- _Exercise requirements_: Return the full set of records, matching them character for character.

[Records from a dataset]

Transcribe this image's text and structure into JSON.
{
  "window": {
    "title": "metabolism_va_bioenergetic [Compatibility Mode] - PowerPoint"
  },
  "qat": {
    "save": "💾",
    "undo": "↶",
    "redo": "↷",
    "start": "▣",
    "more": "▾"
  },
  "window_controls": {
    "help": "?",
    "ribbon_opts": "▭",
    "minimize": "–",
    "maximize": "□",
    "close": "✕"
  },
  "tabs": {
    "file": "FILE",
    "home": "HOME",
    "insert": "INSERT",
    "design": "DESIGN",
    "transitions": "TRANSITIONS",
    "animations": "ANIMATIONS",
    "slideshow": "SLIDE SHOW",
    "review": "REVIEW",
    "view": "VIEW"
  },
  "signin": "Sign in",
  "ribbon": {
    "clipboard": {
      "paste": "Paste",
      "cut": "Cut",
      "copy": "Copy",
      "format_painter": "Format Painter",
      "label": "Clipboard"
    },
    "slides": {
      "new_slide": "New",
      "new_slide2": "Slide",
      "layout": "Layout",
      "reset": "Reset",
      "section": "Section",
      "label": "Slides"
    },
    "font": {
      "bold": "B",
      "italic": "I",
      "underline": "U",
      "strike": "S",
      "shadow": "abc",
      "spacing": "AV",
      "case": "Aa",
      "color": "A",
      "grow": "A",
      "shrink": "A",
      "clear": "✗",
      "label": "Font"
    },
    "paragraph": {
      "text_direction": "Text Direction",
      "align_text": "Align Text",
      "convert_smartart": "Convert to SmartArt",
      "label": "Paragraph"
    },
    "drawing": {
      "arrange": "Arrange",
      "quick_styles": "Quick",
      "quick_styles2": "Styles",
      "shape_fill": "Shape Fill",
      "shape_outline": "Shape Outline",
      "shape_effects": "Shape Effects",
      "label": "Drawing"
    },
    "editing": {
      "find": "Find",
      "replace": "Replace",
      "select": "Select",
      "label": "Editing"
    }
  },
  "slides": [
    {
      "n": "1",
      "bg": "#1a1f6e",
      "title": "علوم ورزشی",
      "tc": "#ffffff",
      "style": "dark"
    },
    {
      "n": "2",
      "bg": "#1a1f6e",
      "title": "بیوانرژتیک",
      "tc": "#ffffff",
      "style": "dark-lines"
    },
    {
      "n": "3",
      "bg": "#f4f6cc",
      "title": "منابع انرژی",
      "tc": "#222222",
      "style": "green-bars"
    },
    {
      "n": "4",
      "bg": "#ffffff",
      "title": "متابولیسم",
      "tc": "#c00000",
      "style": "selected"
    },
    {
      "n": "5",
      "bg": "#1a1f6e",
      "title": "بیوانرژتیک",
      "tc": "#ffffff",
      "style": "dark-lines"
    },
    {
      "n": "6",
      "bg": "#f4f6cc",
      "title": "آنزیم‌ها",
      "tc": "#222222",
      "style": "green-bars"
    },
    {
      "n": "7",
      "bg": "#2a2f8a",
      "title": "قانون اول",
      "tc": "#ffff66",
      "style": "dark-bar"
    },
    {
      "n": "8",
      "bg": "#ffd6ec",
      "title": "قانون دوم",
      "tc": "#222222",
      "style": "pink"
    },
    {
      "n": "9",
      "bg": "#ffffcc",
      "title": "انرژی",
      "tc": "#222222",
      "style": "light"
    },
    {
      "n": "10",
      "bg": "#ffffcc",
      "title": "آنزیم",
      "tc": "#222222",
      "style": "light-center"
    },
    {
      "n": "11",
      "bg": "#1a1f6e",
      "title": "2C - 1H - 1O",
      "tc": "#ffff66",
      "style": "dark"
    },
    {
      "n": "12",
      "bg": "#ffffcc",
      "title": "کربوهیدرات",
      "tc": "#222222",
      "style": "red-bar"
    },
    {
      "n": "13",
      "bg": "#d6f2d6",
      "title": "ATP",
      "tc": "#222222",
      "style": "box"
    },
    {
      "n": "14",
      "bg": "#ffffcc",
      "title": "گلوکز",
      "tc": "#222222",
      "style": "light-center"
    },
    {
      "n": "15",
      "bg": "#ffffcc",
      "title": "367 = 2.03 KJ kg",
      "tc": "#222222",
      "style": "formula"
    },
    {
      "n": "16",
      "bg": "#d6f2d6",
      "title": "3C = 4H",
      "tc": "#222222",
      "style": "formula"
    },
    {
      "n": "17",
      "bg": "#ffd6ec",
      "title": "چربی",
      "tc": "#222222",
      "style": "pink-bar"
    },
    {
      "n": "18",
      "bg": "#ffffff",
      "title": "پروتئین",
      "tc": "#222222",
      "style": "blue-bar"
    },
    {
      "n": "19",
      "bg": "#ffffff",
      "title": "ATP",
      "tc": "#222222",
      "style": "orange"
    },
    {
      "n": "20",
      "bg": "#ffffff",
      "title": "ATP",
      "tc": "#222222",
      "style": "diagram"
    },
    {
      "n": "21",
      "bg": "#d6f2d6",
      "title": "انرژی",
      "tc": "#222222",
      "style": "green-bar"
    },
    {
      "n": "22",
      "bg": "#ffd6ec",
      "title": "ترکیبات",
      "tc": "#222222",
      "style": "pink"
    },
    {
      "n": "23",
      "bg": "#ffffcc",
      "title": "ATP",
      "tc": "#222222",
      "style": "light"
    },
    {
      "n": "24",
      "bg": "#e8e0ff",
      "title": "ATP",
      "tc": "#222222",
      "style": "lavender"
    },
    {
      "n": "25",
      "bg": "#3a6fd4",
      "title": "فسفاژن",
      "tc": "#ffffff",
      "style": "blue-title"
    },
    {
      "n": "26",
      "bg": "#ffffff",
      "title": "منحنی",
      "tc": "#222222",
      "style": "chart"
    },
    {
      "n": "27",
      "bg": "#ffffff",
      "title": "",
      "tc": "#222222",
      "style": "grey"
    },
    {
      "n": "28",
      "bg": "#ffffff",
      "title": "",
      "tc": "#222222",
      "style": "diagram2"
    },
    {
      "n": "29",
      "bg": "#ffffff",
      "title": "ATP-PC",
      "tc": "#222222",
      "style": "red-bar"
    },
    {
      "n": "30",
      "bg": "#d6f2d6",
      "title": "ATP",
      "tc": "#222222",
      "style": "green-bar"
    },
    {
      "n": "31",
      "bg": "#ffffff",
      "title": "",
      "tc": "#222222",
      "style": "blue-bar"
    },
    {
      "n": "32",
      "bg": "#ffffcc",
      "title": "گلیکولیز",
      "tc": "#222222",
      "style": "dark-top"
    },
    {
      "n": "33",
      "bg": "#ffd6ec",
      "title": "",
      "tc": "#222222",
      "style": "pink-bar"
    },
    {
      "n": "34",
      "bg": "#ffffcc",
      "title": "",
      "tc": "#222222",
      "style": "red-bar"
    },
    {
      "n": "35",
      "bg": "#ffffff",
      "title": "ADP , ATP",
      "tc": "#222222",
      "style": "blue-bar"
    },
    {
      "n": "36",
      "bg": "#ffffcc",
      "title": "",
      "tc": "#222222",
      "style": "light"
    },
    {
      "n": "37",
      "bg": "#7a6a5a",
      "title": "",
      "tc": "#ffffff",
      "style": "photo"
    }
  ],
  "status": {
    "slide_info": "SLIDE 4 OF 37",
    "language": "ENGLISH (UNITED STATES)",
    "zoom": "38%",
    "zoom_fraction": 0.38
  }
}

- _Task output_:
Transcribe this image's text and structure into JSON.
{
  "window": {
    "title": "metabolism_va_bioenergetic [Compatibility Mode] - PowerPoint"
  },
  "qat": {
    "save": "💾",
    "undo": "↶",
    "redo": "↷",
    "start": "▣",
    "more": "▾"
  },
  "window_controls": {
    "help": "?",
    "ribbon_opts": "▭",
    "minimize": "–",
    "maximize": "□",
    "close": "✕"
  },
  "tabs": {
    "file": "FILE",
    "home": "HOME",
    "insert": "INSERT",
    "design": "DESIGN",
    "transitions": "TRANSITIONS",
    "animations": "ANIMATIONS",
    "slideshow": "SLIDE SHOW",
    "review": "REVIEW",
    "view": "VIEW"
  },
  "signin": "Sign in",
  "ribbon": {
    "clipboard": {
      "paste": "Paste",
      "cut": "Cut",
      "copy": "Copy",
      "format_painter": "Format Painter",
      "label": "Clipboard"
    },
    "slides": {
      "new_slide": "New",
      "new_slide2": "Slide",
      "layout": "Layout",
      "reset": "Reset",
      "section": "Section",
      "label": "Slides"
    },
    "font": {
      "bold": "B",
      "italic": "I",
      "underline": "U",
      "strike": "S",
      "shadow": "abc",
      "spacing": "AV",
      "case": "Aa",
      "color": "A",
      "grow": "A",
      "shrink": "A",
      "clear": "✗",
      "label": "Font"
    },
    "paragraph": {
      "text_direction": "Text Direction",
      "align_text": "Align Text",
      "convert_smartart": "Convert to SmartArt",
      "label": "Paragraph"
    },
    "drawing": {
      "arrange": "Arrange",
      "quick_styles": "Quick",
      "quick_styles2": "Styles",
      "shape_fill": "Shape Fill",
      "shape_outline": "Shape Outline",
      "shape_effects": "Shape Effects",
      "label": "Drawing"
    },
    "editing": {
      "find": "Find",
      "replace": "Replace",
      "select": "Select",
      "label": "Editing"
    }
  },
  "slides": [
    {
      "n": "1",
      "bg": "#1a1f6e",
      "title": "علوم ورزشی",
      "tc": "#ffffff",
      "style": "dark"
    },
    {
      "n": "2",
      "bg": "#1a1f6e",
      "title": "بیوانرژتیک",
      "tc": "#ffffff",
      "style": "dark-lines"
    },
    {
      "n": "3",
      "bg": "#f4f6cc",
      "title": "منابع انرژی",
      "tc": "#222222",
      "style": "green-bars"
    },
    {
      "n": "4",
      "bg": "#ffffff",
      "title": "متابولیسم",
      "tc": "#c00000",
      "style": "selected"
    },
    {
      "n": "5",
      "bg": "#1a1f6e",
      "title": "بیوانرژتیک",
      "tc": "#ffffff",
      "style": "dark-lines"
    },
    {
      "n": "6",
      "bg": "#f4f6cc",
      "title": "آنزیم‌ها",
      "tc": "#222222",
      "style": "green-bars"
    },
    {
      "n": "7",
      "bg": "#2a2f8a",
      "title": "قانون اول",
      "tc": "#ffff66",
      "style": "dark-bar"
    },
    {
      "n": "8",
      "bg": "#ffd6ec",
      "title": "قانون دوم",
      "tc": "#222222",
      "style": "pink"
    },
    {
      "n": "9",
      "bg": "#ffffcc",
      "title": "انرژی",
      "tc": "#222222",
      "style": "light"
    },
    {
      "n": "10",
      "bg": "#ffffcc",
      "title": "آنزیم",
      "tc": "#222222",
      "style": "light-center"
    },
    {
      "n": "11",
      "bg": "#1a1f6e",
      "title": "2C - 1H - 1O",
      "tc": "#ffff66",
      "style": "dark"
    },
    {
      "n": "12",
      "bg": "#ffffcc",
      "title": "کربوهیدرات",
      "tc": "#222222",
      "style": "red-bar"
    },
    {
      "n": "13",
      "bg": "#d6f2d6",
      "title": "ATP",
      "tc": "#222222",
      "style": "box"
    },
    {
      "n": "14",
      "bg": "#ffffcc",
      "title": "گلوکز",
      "tc": "#222222",
      "style": "light-center"
    },
    {
      "n": "15",
      "bg": "#ffffcc",
      "title": "367 = 2.03 KJ kg",
      "tc": "#222222",
      "style": "formula"
    },
    {
      "n": "16",
      "bg": "#d6f2d6",
      "title": "3C = 4H",
      "tc": "#222222",
      "style": "formula"
    },
    {
      "n": "17",
      "bg": "#ffd6ec",
      "title": "چربی",
      "tc": "#222222",
      "style": "pink-bar"
    },
    {
      "n": "18",
      "bg": "#ffffff",
      "title": "پروتئین",
      "tc": "#222222",
      "style": "blue-bar"
    },
    {
      "n": "19",
      "bg": "#ffffff",
      "title": "ATP",
      "tc": "#222222",
      "style": "orange"
    },
    {
      "n": "20",
      "bg": "#ffffff",
      "title": "ATP",
      "tc": "#222222",
      "style": "diagram"
    },
    {
      "n": "21",
      "bg": "#d6f2d6",
      "title": "انرژی",
      "tc": "#222222",
      "style": "green-bar"
    },
    {
      "n": "22",
      "bg": "#ffd6ec",
      "title": "ترکیبات",
      "tc": "#222222",
      "style": "pink"
    },
    {
      "n": "23",
      "bg": "#ffffcc",
      "title": "ATP",
      "tc": "#222222",
      "style": "light"
    },
    {
      "n": "24",
      "bg": "#e8e0ff",
      "title": "ATP",
      "tc": "#222222",
      "style": "lavender"
    },
    {
      "n": "25",
      "bg": "#3a6fd4",
      "title": "فسفاژن",
      "tc": "#ffffff",
      "style": "blue-title"
    },
    {
      "n": "26",
      "bg": "#ffffff",
      "title": "منحنی",
      "tc": "#222222",
      "style": "chart"
    },
    {
      "n": "27",
      "bg": "#ffffff",
      "title": "",
      "tc": "#222222",
      "style": "grey"
    },
    {
      "n": "28",
      "bg": "#ffffff",
      "title": "",
      "tc": "#222222",
      "style": "diagram2"
    },
    {
      "n": "29",
      "bg": "#ffffff",
      "title": "ATP-PC",
      "tc": "#222222",
      "style": "red-bar"
    },
    {
      "n": "30",
      "bg": "#d6f2d6",
      "title": "ATP",
      "tc": "#222222",
      "style": "green-bar"
    },
    {
      "n": "31",
      "bg": "#ffffff",
      "title": "",
      "tc": "#222222",
      "style": "blue-bar"
    },
    {
      "n": "32",
      "bg": "#ffffcc",
      "title": "گلیکولیز",
      "tc": "#222222",
      "style": "dark-top"
    },
    {
      "n": "33",
      "bg": "#ffd6ec",
      "title": "",
      "tc": "#222222",
      "style": "pink-bar"
    },
    {
      "n": "34",
      "bg": "#ffffcc",
      "title": "",
      "tc": "#222222",
      "style": "red-bar"
    },
    {
      "n": "35",
      "bg": "#ffffff",
      "title": "ADP , ATP",
      "tc": "#222222",
      "style": "blue-bar"
    },
    {
      "n": "36",
      "bg": "#ffffcc",
      "title": "",
      "tc": "#222222",
      "style": "light"
    },
    {
      "n": "37",
      "bg": "#7a6a5a",
      "title": "",
      "tc": "#ffffff",
      "style": "photo"
    }
  ],
  "status": {
    "slide_info": "SLIDE 4 OF 37",
    "language": "ENGLISH (UNITED STATES)",
    "zoom": "38%",
    "zoom_fraction": 0.38
  }
}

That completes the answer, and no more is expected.